"It seems like it has been 15 years since that day I was introduced at BG. You work so hard and move so fast that you forget about the time," Meyer said. "Then I look at my kids and they're growing up. That's the No. 1 thing you notice, then the other thing is that I'm getting a little gray here and there, my back hurts a little bit more, and you can feel it. I used to think I'd jog once in a while and stay young, but the wear and tear in this profession is ridiculous."
While he expects to work as hard as ever to make his innovative spread offense work in the SEC, Meyer said he is enjoying the luxury of not having to worry about attendance and marketing and luring fickle fans, which took up a major chunk of his time at Bowling Green and Utah. Florida sells out every game - period.
"You can't manufacture time, but you can start to say no, and I've started to do that," Meyer said. "At Bowling Green I never said no. The basketball coach, Dan Dakich, said he turned on cable once and I was giving a passionate speech and getting after it pretty good, and then they scanned the crowd and there were four people there. I would do that. You had to do that. But I don't have to do that now. If it's between going to my daughter's volleyball game or speaking to 2,000 people for a thousand bucks, I'm going to the volleyball game."

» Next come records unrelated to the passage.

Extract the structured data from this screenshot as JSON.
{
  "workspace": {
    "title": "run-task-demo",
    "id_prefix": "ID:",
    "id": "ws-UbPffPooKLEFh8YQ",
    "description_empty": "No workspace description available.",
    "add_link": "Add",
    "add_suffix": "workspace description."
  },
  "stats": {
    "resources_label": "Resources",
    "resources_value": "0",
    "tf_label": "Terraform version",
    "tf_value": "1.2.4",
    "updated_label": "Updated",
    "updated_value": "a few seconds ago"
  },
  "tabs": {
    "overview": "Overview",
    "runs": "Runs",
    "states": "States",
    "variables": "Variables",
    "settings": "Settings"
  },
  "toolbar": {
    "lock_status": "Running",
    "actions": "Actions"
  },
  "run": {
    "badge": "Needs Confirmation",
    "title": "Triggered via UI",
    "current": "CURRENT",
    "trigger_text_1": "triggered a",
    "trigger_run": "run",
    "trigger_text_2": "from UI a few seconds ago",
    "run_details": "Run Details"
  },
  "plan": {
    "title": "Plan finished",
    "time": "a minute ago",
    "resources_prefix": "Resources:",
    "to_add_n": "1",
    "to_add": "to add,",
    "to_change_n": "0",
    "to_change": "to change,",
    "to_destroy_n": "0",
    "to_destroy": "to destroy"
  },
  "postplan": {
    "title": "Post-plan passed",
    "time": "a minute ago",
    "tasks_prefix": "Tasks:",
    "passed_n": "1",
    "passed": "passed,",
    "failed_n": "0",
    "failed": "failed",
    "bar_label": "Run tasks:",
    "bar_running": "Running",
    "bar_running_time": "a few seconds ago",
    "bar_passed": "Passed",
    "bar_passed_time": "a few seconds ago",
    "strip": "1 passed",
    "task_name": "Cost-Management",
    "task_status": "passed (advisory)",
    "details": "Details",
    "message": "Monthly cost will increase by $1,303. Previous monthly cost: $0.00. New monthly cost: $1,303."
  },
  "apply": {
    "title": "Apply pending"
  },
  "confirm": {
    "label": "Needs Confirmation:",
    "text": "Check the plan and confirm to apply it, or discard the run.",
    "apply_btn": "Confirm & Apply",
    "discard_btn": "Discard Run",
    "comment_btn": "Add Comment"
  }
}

Meyer still recruits on campus, however. He has spent his Monday nights this spring visiting every fraternity and sorority house at the University of Florida to form a bond with the student body, which he considers critical to the success of any college football program.
"I'll speak to every fraternity, every sorority on campus," Meyer said. "I hate it until I do it, but I enjoy the results. Once I go around and I see the look in their eyes and see the students come out and get so excited at the games. And then they sing the fight song after a win, and I see the players tear up .. . that's the final result of all of this - and you can't beat it."
Contact Matt Markey at: email@example.com or 419-724-6510.